From: Dan Fell, Chief Executive, Doncaster Chamber.
BREXIT will create winners and losers throughout the UK’s business communities; therefore, as some firms gear up to maximise new opportunities, others will be working to mitigate risks and head off new challenges.
The key to facing challenges and opportunities alike is being prepared. In many ways, businesses can only be prepared when Government is prepared and, as such, there remains much for Government to do throughout the transition period to provide clarity and detail about the UK’s future relationship with the rest of the world for the private sector to work with and respond to.
The balance between threat and opportunity will be felt in communities just as it is within businesses. In the North, and places like Doncaster, we still have comparatively low resilience to economic shocks.
Ardent Remainers and Leavers alike will acknowledge that Brexit equates to significant change; that is why the Government must come good on its election pledges to invest in the North to make sure we can respond to Brexit in a positive and entrepreneurial manner.
Last week, the UK’s Aviation Minister, Paul Maynard, saw, first-hand, the catalytic impact that investing in a loop off the East Coast Main Line to Doncaster Sheffield Airport could have on the region’s economy.
This is exactly the kind of shovel-ready scheme that Government could – and should – be backing to create confidence and an environment for business success as we head into a new era.
From: Roger Backhouse, Upper Poppleton, York.
OH the irony! Less than two months after the general election campaign in which Conservatives warned that Labour’s plans to renationalise railways were barmy, Grant Shapps takes Northern rail back into public ownership (The Yorkshire Post, January 30).
He’s done the right thing, but Northern’s failures meant he could do little else to retain traveller confidence.
Not all problems stemmed from Northern alone; some originated with infrastructure projects that overran. What is needed is the will and organisation to have different parts of the rail industry working together as they should.
Nearly 200 years ago George Stephenson said that track and trains were “like man and wife”. His sound principle was wrecked by privatisation. Alas, the Department for Transport lacks the technical knowledge to develop railways. It interferes but does not improve.
What is needed is a technically informed co-ordinating body for the whole railway system. Perhaps called British Rail, it would ensure British operators instead of the array of continental railways attempting to run services today.

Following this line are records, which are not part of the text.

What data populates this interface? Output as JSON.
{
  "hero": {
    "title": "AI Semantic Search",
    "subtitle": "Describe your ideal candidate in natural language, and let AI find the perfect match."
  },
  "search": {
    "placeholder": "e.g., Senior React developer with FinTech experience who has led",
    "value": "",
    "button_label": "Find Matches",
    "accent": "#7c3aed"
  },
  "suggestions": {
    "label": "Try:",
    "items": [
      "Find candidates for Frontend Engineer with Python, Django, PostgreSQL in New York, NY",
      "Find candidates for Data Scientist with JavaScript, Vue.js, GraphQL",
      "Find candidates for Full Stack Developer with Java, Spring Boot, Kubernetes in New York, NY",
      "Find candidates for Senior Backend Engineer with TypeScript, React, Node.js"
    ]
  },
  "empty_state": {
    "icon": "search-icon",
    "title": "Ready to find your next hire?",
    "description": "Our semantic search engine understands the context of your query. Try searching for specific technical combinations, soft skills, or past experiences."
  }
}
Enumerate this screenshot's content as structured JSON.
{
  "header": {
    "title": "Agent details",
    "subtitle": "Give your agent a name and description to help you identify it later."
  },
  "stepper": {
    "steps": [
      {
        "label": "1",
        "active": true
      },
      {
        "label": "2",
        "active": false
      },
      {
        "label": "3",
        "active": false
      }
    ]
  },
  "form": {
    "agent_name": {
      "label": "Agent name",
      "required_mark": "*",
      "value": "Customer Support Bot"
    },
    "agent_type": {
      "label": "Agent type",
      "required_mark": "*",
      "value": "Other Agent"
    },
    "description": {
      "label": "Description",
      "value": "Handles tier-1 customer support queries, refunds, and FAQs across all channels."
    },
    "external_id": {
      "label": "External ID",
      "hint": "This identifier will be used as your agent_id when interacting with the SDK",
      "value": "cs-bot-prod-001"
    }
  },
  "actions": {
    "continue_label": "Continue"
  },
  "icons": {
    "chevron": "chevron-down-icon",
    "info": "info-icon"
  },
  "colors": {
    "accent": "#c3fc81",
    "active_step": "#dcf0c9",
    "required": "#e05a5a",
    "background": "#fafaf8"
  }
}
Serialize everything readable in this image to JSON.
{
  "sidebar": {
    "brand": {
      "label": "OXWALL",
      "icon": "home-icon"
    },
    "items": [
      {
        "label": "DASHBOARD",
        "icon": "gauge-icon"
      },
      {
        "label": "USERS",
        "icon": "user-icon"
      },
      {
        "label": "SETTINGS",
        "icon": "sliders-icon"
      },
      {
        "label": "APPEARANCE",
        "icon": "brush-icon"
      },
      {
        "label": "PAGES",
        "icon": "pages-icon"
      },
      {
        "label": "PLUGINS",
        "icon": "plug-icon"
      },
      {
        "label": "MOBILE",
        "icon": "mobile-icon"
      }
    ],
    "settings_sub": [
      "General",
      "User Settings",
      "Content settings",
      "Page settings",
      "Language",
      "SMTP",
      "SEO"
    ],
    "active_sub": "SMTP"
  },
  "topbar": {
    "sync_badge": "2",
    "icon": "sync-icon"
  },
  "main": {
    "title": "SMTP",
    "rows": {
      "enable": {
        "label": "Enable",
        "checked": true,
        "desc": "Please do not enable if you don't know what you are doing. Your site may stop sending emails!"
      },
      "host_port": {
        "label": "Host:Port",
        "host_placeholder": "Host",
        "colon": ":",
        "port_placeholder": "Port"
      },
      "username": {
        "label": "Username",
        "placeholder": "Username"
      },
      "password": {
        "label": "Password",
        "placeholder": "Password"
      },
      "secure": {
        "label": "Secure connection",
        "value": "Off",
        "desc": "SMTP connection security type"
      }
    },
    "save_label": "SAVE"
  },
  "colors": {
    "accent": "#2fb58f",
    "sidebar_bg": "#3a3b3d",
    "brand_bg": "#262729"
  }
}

From: ME Wright, Harrogate.
BREXIT seems to be off to a promising start as we, the British public, are set to retrieve our sovereignty over the so-called ‘public service’ known as Northern rail.
Grant Shapps sounds like a man with a mission and it’s good to learn that in future, Northern will be run by “experienced railway managers” (The Yorkshire Post, January 30).
“About time” springs to mind; but where have these people been hiding for the last 25 years? Again we’re told that things can’t change overnight. We’ve heard that before, many times and again I stress; the night has been 25 years long. Let’s wish Grant Shapps well and remind him and Boris Johnson that they have just under five years to sort out this and other messes.
From: Paul Brown, Sheffield.
IT is not often that I feel inclined to speak up in defence of our politicians, but it is only fair to point out that nobody could have predicted the massive increase in demand for rail passenger services. In the 1970s it was possible to board a midday train from Sheffield Victoria to Manchester and find that there were so few passengers that I could have not just a compartment but an entire carriage to myself. A similar situation prevailed on a Sunday evening journey from Derby to Loughborough.
As a result of greater affluence in the population, many people now have the option of living where they wish and working at the place of their choice even if it is a substantial journey from one to the other.
Perhaps rather than trying to accommodate an ever increasing demand for travel, we would be more successful in defeating global warming if there was a way of encouraging us to move home and work closer together. This need not consist of anything more complicated than featuring the extra leisure time which people with short commuter journeys enjoy.